Petersen, M.D., Frankel, A.D., Harmsen, S.C., Mueller, C.S., Haller, K.M., Wheeler, R.L., Wesson, R.L., Zeng, Y., Boyd, O.S., Perkins, D.M., Luco, N., Field, E.H., Wills, C.J., Rukstales, K.S., 2008. Documentation for the 2008 Update of the United States National Seismic Hazard Maps (USGS Open File Report No. OFR 2008-1128). U.S. Geological Survey, Reston, Virginia.
Petersen, M.D., Moschetti, M.P., Powers, P.M., Mueller, C.S., Haller, K.M., Frankel, A.D., Zeng, Yuehua, Rezaeian, Sanaz, Harmsen, S.C., Boyd, O.S., Field, Ned, Chen, Rui, Rukstales, K.S., Luco, Nico, Wheeler, R.L., Williams, R.A., and Olsen, A.H., 2014, Documentation for the 2014 update of the United States national seismic hazard maps: U.S. Geological Survey Open-File Report 2014–1091, 243 p.

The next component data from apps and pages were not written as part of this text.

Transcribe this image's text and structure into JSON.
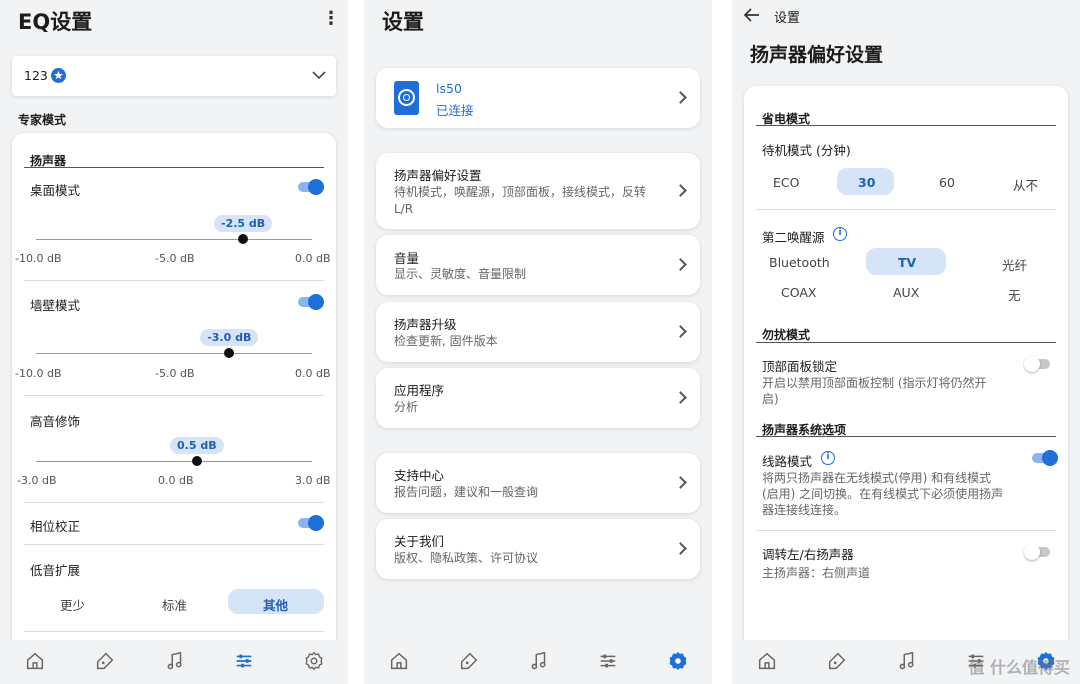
{
  "eq": {
    "title": "EQ设置",
    "menu_icon": "more-vert-icon",
    "preset_value": "123",
    "expert_mode": "专家模式",
    "speaker_header": "扬声器",
    "desk_mode": "桌面模式",
    "desk_value": "-2.5 dB",
    "desk_level": -2.5,
    "wall_mode": "墙壁模式",
    "wall_value": "-3.0 dB",
    "wall_level": -3.0,
    "treble": "高音修饰",
    "treble_value": "0.5 dB",
    "treble_level": 0.5,
    "range_ticks": [
      "-10.0 dB",
      "-5.0 dB",
      "0.0 dB"
    ],
    "treble_ticks": [
      "-3.0 dB",
      "0.0 dB",
      "3.0 dB"
    ],
    "phase": "相位校正",
    "bass_ext": "低音扩展",
    "bass_options": [
      "更少",
      "标准",
      "其他"
    ],
    "bass_selected": "其他",
    "toggles": {
      "desk": true,
      "wall": true,
      "phase": true
    }
  },
  "settings": {
    "title": "设置",
    "device_name": "ls50",
    "device_status": "已连接",
    "items": [
      {
        "title": "扬声器偏好设置",
        "sub": "待机模式，唤醒源，顶部面板，接线模式，反转L/R"
      },
      {
        "title": "音量",
        "sub": "显示、灵敏度、音量限制"
      },
      {
        "title": "扬声器升级",
        "sub": "检查更新, 固件版本"
      },
      {
        "title": "应用程序",
        "sub": "分析"
      },
      {
        "title": "支持中心",
        "sub": "报告问题，建议和一般查询"
      },
      {
        "title": "关于我们",
        "sub": "版权、隐私政策、许可协议"
      }
    ]
  },
  "prefs": {
    "back_title": "设置",
    "title": "扬声器偏好设置",
    "power_header": "省电模式",
    "standby_label": "待机模式 (分钟)",
    "standby_options": [
      "ECO",
      "30",
      "60",
      "从不"
    ],
    "standby_selected": "30",
    "wake_label": "第二唤醒源",
    "wake_options": [
      "Bluetooth",
      "TV",
      "光纤",
      "COAX",
      "AUX",
      "无"
    ],
    "wake_selected": "TV",
    "dnd_header": "勿扰模式",
    "top_lock": "顶部面板锁定",
    "top_lock_desc": "开启以禁用顶部面板控制 (指示灯将仍然开启)",
    "system_header": "扬声器系统选项",
    "wired_mode": "线路模式",
    "wired_desc": "将两只扬声器在无线模式(停用) 和有线模式(启用) 之间切换。在有线模式下必须使用扬声器连接线连接。",
    "swap_lr": "调转左/右扬声器",
    "primary": "主扬声器：右侧声道",
    "toggles": {
      "top_lock": false,
      "wired": true,
      "swap": false
    }
  },
  "watermark": "值 什么值得买",
  "colors": {
    "accent": "#1e6fd9",
    "pill": "#d6e4f7",
    "bg": "#f1f3f5"
  }
}
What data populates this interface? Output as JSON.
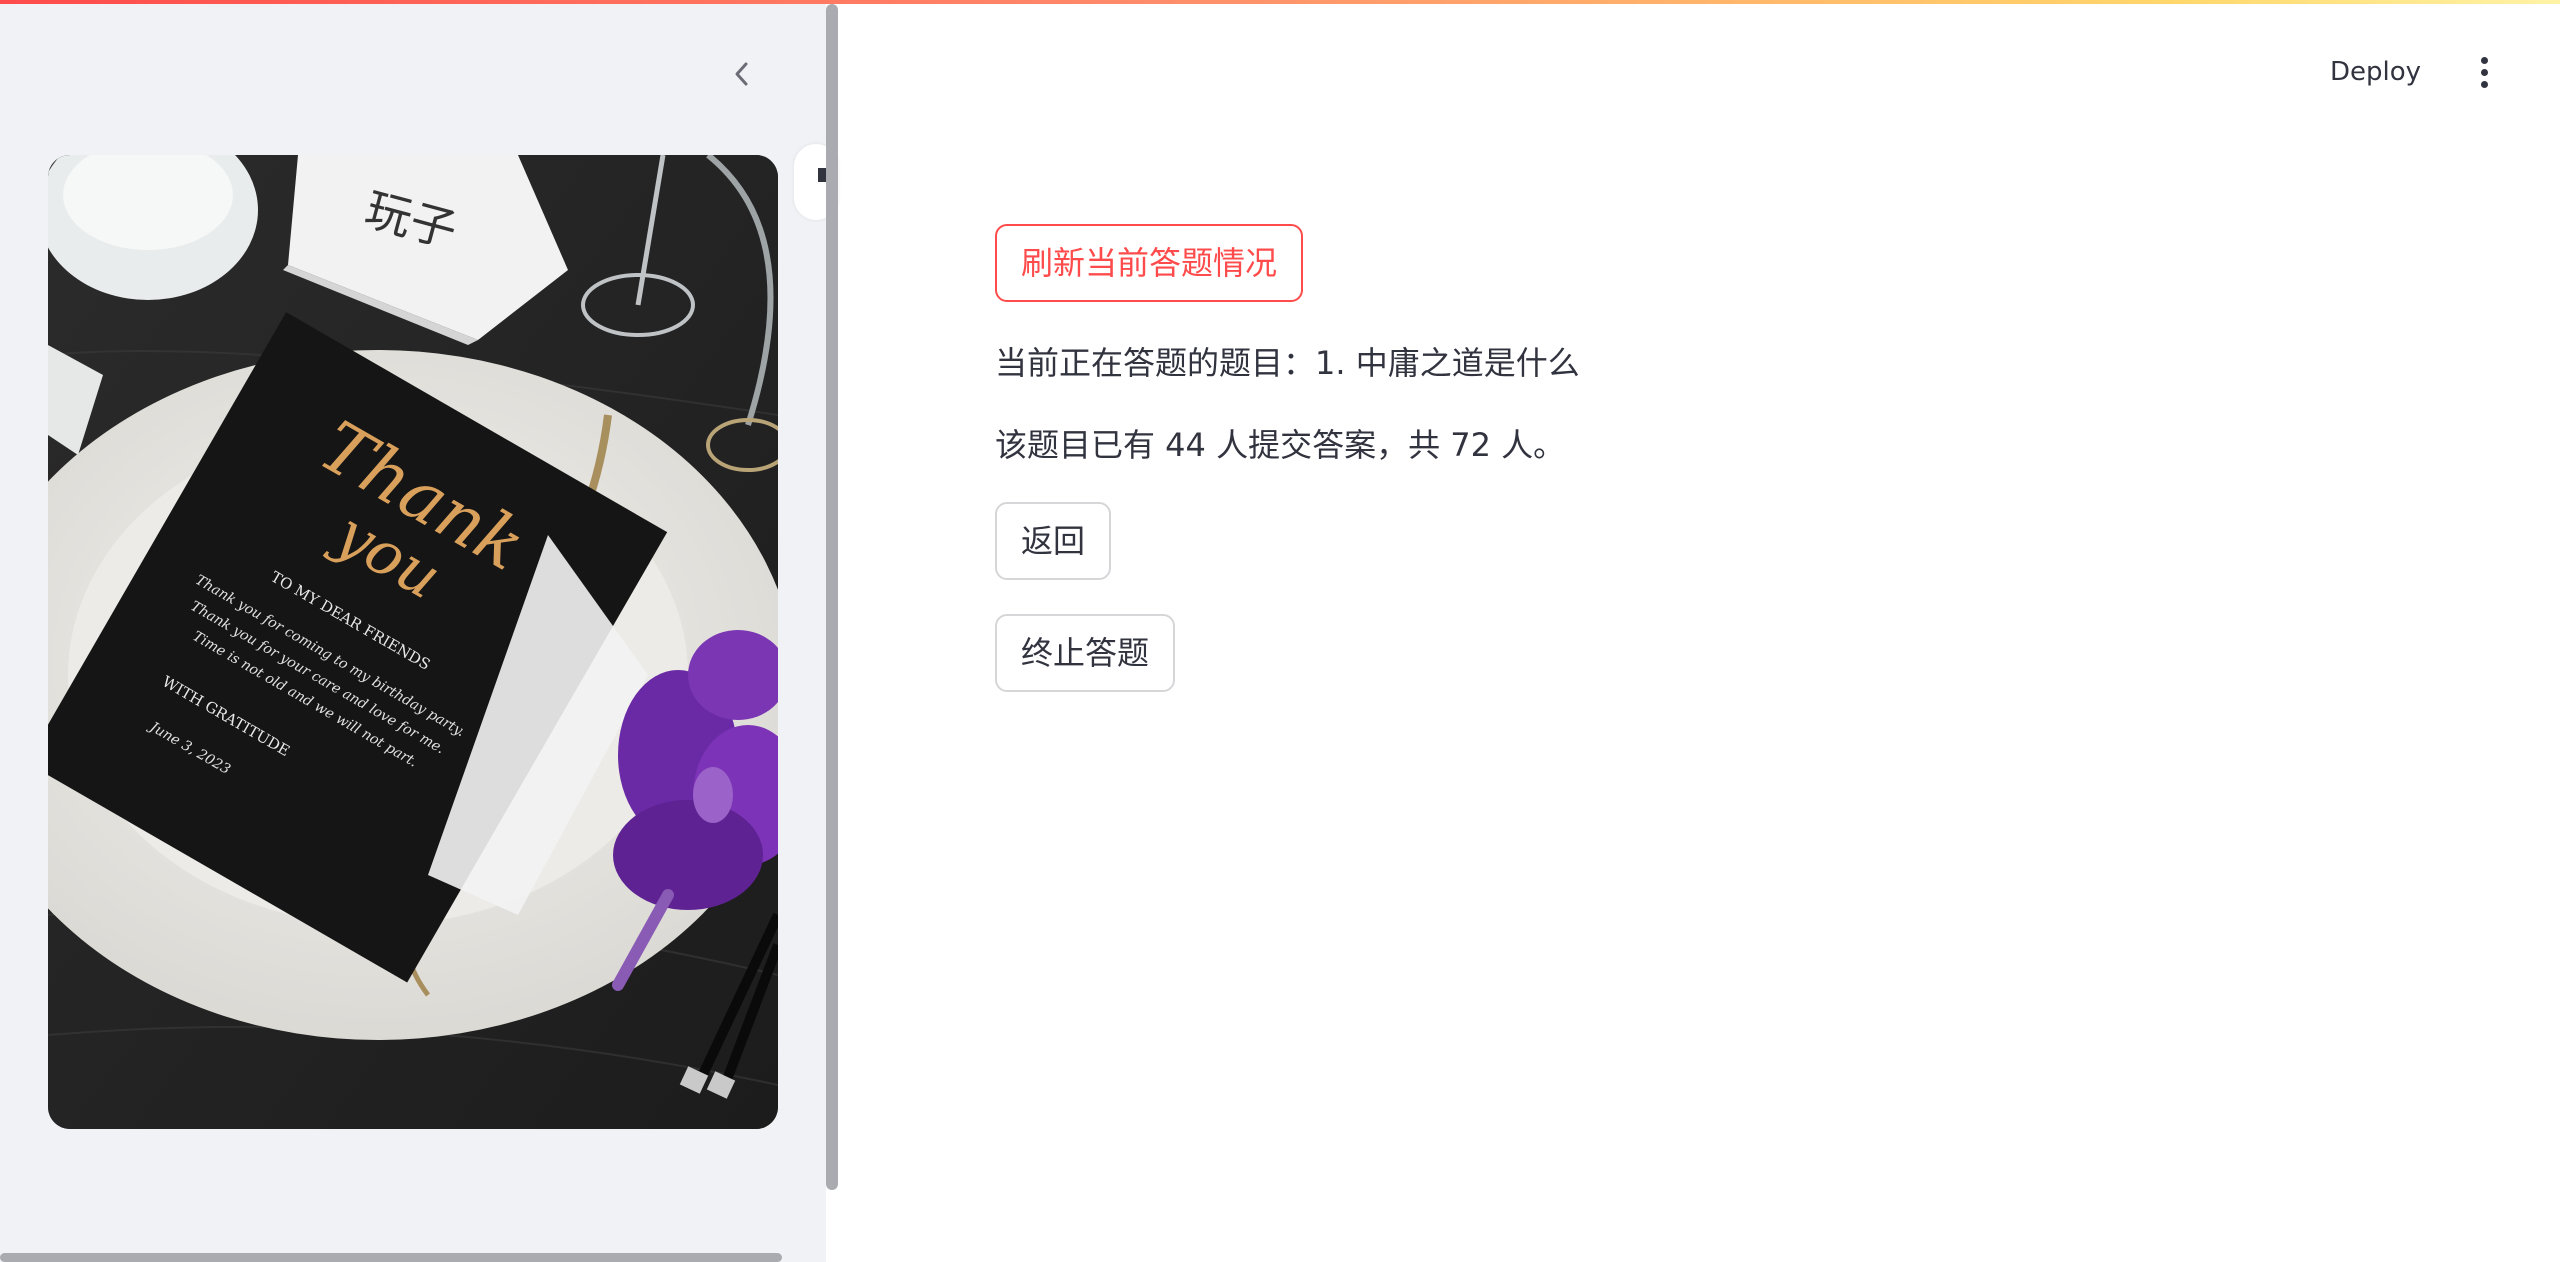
{
  "header": {
    "deploy_label": "Deploy",
    "menu_icon": "vertical-ellipsis-icon"
  },
  "sidebar": {
    "collapse_icon": "chevron-left-icon",
    "image": {
      "place_card_text": "玩子",
      "card_title_line1": "Thank",
      "card_title_line2": "you",
      "card_heading": "TO MY DEAR FRIENDS",
      "card_lines": [
        "Thank you for coming to my birthday party.",
        "Thank you for your care and love for me.",
        "Time is not old and we will not part."
      ],
      "card_signoff": "WITH GRATITUDE",
      "card_date": "June 3, 2023"
    }
  },
  "main": {
    "refresh_button": "刷新当前答题情况",
    "current_question": "当前正在答题的题目：1. 中庸之道是什么",
    "submission_status": "该题目已有 44 人提交答案，共 72 人。",
    "back_button": "返回",
    "stop_button": "终止答题"
  },
  "colors": {
    "accent": "#ff4b4b",
    "sidebar_bg": "#f0f2f6",
    "text": "#31333f"
  }
}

Rezaeian, S., Petersen, M. D., Moschetti, M. P., Powers, P., Harmsen, S. C., and Frankel, A. D., 2014. Implementation of NGA-West2 Ground Motion Models in the 2014 U.S. National Seismic Hazard Maps, Earthquake Spectra 30, 1319–1333.